| What you should do |
Write down the whole listing below again without changing a word.

| Given data |
━━━━━━━━━━━━━━━━━━━━

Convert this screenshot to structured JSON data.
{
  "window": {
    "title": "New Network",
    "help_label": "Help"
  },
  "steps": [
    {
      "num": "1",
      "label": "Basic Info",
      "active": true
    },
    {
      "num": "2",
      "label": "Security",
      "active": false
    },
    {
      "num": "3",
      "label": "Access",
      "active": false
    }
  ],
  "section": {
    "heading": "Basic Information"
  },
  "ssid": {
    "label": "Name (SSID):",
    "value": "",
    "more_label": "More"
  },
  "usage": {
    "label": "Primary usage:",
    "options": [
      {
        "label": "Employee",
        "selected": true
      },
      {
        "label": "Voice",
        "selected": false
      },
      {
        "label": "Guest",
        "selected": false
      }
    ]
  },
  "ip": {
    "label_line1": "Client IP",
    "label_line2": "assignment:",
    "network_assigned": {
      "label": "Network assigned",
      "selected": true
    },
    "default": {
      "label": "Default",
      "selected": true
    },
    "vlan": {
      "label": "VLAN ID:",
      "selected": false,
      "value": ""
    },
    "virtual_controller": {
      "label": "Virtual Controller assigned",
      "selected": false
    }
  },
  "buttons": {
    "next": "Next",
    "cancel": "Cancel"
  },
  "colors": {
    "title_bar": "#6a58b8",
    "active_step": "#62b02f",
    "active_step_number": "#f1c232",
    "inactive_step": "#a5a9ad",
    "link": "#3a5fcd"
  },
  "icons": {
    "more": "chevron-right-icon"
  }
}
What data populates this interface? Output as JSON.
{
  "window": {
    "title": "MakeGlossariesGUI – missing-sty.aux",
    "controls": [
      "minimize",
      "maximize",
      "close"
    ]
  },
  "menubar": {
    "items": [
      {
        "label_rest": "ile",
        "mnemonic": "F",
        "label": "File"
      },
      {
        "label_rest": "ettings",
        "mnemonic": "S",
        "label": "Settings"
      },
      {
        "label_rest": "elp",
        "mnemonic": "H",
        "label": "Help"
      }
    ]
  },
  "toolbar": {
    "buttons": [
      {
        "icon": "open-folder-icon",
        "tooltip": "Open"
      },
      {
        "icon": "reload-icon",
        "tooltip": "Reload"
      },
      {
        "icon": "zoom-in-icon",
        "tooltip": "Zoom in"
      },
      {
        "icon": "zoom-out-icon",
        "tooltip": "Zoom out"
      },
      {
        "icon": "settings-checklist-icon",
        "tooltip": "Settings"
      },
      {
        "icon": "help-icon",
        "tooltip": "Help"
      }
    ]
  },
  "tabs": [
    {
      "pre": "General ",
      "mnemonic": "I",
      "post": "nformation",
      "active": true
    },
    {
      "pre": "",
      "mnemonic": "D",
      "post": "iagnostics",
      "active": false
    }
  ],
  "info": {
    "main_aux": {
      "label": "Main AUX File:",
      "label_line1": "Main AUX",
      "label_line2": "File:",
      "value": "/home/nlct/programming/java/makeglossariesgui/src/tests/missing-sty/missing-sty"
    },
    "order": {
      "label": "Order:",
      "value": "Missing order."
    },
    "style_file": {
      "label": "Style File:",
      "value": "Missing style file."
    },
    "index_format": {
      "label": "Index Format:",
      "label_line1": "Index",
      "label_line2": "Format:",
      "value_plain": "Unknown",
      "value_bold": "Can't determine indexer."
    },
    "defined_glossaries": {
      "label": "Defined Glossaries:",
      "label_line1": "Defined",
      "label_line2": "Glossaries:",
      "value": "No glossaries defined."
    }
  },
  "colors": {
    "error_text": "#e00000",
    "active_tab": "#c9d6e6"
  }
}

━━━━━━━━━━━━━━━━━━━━

| Final answer |
Convert this screenshot to structured JSON data.
{
  "window": {
    "title": "New Network",
    "help_label": "Help"
  },
  "steps": [
    {
      "num": "1",
      "label": "Basic Info",
      "active": true
    },
    {
      "num": "2",
      "label": "Security",
      "active": false
    },
    {
      "num": "3",
      "label": "Access",
      "active": false
    }
  ],
  "section": {
    "heading": "Basic Information"
  },
  "ssid": {
    "label": "Name (SSID):",
    "value": "",
    "more_label": "More"
  },
  "usage": {
    "label": "Primary usage:",
    "options": [
      {
        "label": "Employee",
        "selected": true
      },
      {
        "label": "Voice",
        "selected": false
      },
      {
        "label": "Guest",
        "selected": false
      }
    ]
  },
  "ip": {
    "label_line1": "Client IP",
    "label_line2": "assignment:",
    "network_assigned": {
      "label": "Network assigned",
      "selected": true
    },
    "default": {
      "label": "Default",
      "selected": true
    },
    "vlan": {
      "label": "VLAN ID:",
      "selected": false,
      "value": ""
    },
    "virtual_controller": {
      "label": "Virtual Controller assigned",
      "selected": false
    }
  },
  "buttons": {
    "next": "Next",
    "cancel": "Cancel"
  },
  "colors": {
    "title_bar": "#6a58b8",
    "active_step": "#62b02f",
    "active_step_number": "#f1c232",
    "inactive_step": "#a5a9ad",
    "link": "#3a5fcd"
  },
  "icons": {
    "more": "chevron-right-icon"
  }
}
What data populates this interface? Output as JSON.
{
  "window": {
    "title": "MakeGlossariesGUI – missing-sty.aux",
    "controls": [
      "minimize",
      "maximize",
      "close"
    ]
  },
  "menubar": {
    "items": [
      {
        "label_rest": "ile",
        "mnemonic": "F",
        "label": "File"
      },
      {
        "label_rest": "ettings",
        "mnemonic": "S",
        "label": "Settings"
      },
      {
        "label_rest": "elp",
        "mnemonic": "H",
        "label": "Help"
      }
    ]
  },
  "toolbar": {
    "buttons": [
      {
        "icon": "open-folder-icon",
        "tooltip": "Open"
      },
      {
        "icon": "reload-icon",
        "tooltip": "Reload"
      },
      {
        "icon": "zoom-in-icon",
        "tooltip": "Zoom in"
      },
      {
        "icon": "zoom-out-icon",
        "tooltip": "Zoom out"
      },
      {
        "icon": "settings-checklist-icon",
        "tooltip": "Settings"
      },
      {
        "icon": "help-icon",
        "tooltip": "Help"
      }
    ]
  },
  "tabs": [
    {
      "pre": "General ",
      "mnemonic": "I",
      "post": "nformation",
      "active": true
    },
    {
      "pre": "",
      "mnemonic": "D",
      "post": "iagnostics",
      "active": false
    }
  ],
  "info": {
    "main_aux": {
      "label": "Main AUX File:",
      "label_line1": "Main AUX",
      "label_line2": "File:",
      "value": "/home/nlct/programming/java/makeglossariesgui/src/tests/missing-sty/missing-sty"
    },
    "order": {
      "label": "Order:",
      "value": "Missing order."
    },
    "style_file": {
      "label": "Style File:",
      "value": "Missing style file."
    },
    "index_format": {
      "label": "Index Format:",
      "label_line1": "Index",
      "label_line2": "Format:",
      "value_plain": "Unknown",
      "value_bold": "Can't determine indexer."
    },
    "defined_glossaries": {
      "label": "Defined Glossaries:",
      "label_line1": "Defined",
      "label_line2": "Glossaries:",
      "value": "No glossaries defined."
    }
  },
  "colors": {
    "error_text": "#e00000",
    "active_tab": "#c9d6e6"
  }
}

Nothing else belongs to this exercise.